If you have a wood pile near your garden or if you’re concerned about bringing earwigs into your home when you bring in firewood, you should treat your wood pile for earwigs.
The way to do this is to sprinkle borax on your wood pile. This will kill the earwigs. Be sure to watch your pets and small children around the woodpile when borax is applied.
You don’t want them to accidentally ingest it.
4. An Underground Trap
If you’d like to catch the earwigs underground, you can set a trap this way too.
Use equal parts soy sauce and oil. Place the liquid mixture into a plastic container with a lid. Poke holes in the lid large enough for the earwigs to get inside.
The soy sauce will draw the earwigs to the trap while the oil will stop them from being able to crawl back out.
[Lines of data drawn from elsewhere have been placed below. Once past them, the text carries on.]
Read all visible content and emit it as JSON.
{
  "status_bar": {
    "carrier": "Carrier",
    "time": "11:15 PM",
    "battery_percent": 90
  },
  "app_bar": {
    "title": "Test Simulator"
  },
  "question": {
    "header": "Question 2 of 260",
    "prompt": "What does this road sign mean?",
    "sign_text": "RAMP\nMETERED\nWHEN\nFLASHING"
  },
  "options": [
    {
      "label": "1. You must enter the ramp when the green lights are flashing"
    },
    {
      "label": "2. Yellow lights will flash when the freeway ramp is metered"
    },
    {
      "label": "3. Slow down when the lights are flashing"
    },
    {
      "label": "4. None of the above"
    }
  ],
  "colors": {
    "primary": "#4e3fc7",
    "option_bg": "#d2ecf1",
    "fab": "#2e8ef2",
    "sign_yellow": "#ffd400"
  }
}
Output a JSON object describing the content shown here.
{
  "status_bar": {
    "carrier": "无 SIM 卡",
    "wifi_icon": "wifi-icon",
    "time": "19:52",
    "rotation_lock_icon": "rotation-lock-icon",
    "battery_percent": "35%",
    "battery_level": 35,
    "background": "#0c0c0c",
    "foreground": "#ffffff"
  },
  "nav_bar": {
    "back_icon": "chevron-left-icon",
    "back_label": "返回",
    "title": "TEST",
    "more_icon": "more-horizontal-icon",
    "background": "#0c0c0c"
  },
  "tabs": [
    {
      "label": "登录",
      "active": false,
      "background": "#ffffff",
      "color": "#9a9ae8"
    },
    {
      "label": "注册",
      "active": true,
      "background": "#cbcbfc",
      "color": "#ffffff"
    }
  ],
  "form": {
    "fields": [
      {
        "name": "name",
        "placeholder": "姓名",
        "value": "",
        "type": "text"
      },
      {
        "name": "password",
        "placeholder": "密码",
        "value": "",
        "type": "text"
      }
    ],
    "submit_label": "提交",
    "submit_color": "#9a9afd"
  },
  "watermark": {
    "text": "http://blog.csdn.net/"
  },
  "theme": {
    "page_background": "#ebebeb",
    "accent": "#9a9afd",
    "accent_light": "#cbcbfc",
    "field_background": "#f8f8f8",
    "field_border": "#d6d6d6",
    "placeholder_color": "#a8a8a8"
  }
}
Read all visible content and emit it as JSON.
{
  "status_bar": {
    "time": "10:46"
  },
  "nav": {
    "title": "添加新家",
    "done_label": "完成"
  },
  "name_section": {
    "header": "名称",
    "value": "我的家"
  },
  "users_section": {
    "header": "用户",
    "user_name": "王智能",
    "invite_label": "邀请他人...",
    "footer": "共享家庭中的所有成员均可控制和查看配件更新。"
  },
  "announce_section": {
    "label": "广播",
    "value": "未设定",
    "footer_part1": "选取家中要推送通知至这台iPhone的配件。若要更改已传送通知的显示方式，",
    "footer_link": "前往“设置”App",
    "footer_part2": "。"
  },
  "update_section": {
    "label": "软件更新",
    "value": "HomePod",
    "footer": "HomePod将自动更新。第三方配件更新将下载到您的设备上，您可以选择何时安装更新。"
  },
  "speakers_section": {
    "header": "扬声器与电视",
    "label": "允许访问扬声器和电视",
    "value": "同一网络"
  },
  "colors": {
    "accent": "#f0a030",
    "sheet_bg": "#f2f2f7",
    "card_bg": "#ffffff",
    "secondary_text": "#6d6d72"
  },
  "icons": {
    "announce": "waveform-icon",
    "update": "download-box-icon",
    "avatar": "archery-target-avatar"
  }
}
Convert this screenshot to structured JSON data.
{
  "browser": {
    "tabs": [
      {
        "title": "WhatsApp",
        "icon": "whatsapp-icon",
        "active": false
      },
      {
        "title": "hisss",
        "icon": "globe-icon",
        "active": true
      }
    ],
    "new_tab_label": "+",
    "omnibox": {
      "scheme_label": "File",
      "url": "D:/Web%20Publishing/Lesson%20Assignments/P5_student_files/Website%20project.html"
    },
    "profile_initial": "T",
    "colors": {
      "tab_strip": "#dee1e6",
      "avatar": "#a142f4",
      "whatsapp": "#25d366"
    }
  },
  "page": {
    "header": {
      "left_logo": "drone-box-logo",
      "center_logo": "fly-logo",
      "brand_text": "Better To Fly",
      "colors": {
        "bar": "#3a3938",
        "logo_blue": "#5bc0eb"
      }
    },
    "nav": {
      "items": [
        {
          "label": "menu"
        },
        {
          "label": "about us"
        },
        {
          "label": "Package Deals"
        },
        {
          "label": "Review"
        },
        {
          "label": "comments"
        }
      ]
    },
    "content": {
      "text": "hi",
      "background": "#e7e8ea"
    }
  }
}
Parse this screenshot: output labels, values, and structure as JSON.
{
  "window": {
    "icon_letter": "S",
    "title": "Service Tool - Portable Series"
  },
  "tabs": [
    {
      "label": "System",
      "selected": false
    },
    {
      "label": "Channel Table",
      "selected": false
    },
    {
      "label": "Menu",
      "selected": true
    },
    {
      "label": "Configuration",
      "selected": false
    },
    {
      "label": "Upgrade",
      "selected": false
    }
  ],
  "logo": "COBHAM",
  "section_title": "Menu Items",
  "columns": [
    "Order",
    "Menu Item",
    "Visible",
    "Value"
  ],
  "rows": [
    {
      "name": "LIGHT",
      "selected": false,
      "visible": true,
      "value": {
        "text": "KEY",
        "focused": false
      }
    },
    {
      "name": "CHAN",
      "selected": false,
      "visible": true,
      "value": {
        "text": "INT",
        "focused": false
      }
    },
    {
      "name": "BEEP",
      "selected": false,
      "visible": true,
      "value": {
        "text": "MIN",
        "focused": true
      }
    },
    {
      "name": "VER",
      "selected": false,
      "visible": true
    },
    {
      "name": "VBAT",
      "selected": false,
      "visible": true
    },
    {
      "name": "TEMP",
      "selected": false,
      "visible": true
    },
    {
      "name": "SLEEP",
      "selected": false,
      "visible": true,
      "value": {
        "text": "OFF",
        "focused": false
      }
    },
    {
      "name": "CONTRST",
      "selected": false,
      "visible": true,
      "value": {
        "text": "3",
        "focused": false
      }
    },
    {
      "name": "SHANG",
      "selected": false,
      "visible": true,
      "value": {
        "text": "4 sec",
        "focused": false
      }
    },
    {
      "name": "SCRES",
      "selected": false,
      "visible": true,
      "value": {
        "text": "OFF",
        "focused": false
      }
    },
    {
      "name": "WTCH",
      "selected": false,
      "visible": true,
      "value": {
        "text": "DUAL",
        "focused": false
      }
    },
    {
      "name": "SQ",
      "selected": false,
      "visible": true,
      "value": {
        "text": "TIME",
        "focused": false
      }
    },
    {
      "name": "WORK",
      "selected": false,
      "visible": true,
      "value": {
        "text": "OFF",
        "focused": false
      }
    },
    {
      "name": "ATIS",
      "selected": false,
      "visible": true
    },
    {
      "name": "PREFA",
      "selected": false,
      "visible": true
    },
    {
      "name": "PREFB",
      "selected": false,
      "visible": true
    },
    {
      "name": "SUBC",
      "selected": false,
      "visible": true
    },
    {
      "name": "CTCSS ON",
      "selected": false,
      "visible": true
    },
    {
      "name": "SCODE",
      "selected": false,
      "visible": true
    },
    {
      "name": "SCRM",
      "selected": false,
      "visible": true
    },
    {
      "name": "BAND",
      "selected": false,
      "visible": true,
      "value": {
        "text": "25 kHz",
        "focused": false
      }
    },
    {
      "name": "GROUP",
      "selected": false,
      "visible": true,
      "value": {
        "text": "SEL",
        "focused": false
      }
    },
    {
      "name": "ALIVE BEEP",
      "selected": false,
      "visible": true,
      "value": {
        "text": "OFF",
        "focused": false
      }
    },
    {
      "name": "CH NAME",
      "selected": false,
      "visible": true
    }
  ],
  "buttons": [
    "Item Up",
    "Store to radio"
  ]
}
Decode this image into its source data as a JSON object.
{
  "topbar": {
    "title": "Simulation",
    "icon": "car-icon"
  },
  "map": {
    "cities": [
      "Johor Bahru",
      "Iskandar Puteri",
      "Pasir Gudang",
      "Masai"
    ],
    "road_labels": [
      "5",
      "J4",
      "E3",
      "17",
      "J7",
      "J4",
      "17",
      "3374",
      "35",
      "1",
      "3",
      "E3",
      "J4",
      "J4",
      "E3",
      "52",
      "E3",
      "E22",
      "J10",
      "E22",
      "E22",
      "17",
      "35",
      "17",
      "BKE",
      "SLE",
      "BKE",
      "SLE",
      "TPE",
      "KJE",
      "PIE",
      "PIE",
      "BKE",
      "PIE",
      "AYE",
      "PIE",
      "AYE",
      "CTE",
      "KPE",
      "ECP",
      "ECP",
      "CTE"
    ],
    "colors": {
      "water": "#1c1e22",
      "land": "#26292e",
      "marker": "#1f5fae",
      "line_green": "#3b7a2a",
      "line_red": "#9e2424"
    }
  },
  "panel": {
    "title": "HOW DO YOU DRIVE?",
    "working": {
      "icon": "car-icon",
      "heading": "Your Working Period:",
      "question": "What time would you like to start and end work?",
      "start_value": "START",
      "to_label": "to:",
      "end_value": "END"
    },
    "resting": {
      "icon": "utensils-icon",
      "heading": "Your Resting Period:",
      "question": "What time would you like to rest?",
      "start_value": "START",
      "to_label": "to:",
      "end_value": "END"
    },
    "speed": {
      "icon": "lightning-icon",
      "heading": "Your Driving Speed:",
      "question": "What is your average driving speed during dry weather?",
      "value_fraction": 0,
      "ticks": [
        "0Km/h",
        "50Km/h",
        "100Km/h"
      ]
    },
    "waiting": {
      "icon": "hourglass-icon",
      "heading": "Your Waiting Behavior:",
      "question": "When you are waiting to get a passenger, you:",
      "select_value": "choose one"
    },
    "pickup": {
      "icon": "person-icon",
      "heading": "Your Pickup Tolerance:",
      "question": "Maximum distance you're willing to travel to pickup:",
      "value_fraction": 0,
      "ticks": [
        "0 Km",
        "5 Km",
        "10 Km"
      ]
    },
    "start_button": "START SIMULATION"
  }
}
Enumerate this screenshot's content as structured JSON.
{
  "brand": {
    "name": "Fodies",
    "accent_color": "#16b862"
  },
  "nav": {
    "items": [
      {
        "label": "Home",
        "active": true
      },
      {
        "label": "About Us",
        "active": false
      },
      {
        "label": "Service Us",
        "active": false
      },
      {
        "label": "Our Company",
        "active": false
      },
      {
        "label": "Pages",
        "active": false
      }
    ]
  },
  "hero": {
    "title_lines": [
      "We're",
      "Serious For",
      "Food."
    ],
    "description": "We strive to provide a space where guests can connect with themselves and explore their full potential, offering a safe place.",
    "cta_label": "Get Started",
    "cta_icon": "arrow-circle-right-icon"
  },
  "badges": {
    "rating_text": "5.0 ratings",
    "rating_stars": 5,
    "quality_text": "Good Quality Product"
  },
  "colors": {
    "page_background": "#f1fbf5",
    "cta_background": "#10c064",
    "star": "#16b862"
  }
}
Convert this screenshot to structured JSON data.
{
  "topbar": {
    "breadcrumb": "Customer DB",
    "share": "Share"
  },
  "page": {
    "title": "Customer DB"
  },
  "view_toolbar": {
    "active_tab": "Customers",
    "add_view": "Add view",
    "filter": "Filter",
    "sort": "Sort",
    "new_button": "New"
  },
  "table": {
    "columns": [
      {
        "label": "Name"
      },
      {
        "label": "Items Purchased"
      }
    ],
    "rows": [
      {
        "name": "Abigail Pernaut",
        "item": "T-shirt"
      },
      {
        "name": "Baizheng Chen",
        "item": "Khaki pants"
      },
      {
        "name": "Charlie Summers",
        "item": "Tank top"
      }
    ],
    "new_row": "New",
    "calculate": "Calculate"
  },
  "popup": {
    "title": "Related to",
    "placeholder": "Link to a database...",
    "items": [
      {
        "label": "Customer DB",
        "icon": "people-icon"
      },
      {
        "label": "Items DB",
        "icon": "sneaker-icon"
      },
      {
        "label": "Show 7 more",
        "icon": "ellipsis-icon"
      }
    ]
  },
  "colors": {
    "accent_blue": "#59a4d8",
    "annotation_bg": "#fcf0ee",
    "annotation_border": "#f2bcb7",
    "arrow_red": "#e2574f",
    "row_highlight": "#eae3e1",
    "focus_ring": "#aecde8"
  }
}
Place the trap in the ground and check it each day. Empty it every morning into soapy water and reapply the trap until you’ve caught as many earwigs as possible.
5. Give Your Plants a Rub Down and a Spritz
Protecting the plants in your garden from earwigs requires two simple steps. Begin by applying petroleum jelly to the stems of each plant.
The earwigs won’t cross the jelly. Once you’ve applied this to the stems, give your garden a quick spritz of a rubbing alcohol and water mixture.
Use equal parts rubbing alcohol and water to create the mixture. Alcohol destroys the outside coating on an earwig.
6. Commercial Products
Preventing earwigs can be difficult because they live in every area. However, you can deter the pests by inviting their predators to your garden.
Create a yard welcoming to both toads and birds. They can help you to balance out the earwig population on your property in a natural way.
You can also deter earwigs from taking over your plants by not planting crops (especially the crops they love) near areas you know the earwigs will live.
For instance, don’t put your garden or orchard near your shrubs or an area where ivy is prominent. Earwigs will navigate to these areas naturally, and they’ll move in on your crops if they’re closeby.
How Earwigs Can Benefit Your Garden
This last note is one for you to reflect on and each person may feel differently. Earwigs can be a help around your garden as much as they can be a nuisance.
They help control your aphid population because they eat them. During wet seasons you may have abnormally high numbers of earwigs in your garden where you have no choice but to fight back.
Yet, if you don’t see extreme damage in your garden caused by earwigs, you may choose to allow them to have the few plants they’re snacking on if they’re keeping your garden safe from aphids.
You might even consider planting a few extra lettuce plants or celery plants specifically for the earwigs to feast on.
This would allow you the same quantity of harvest as you were initially expecting and have a natural defense against aphids in your garden which lessens your workload.
It may not be a viable solution for everyone, but it’s certainly food for thought.
You now have an understanding of what an earwig looks like, how they can benefit your garden, how they can damage your garden, and how you can battle them if they are overpopulated.
Hopefully, this will equip you to protect your garden better and enjoy a greater harvest!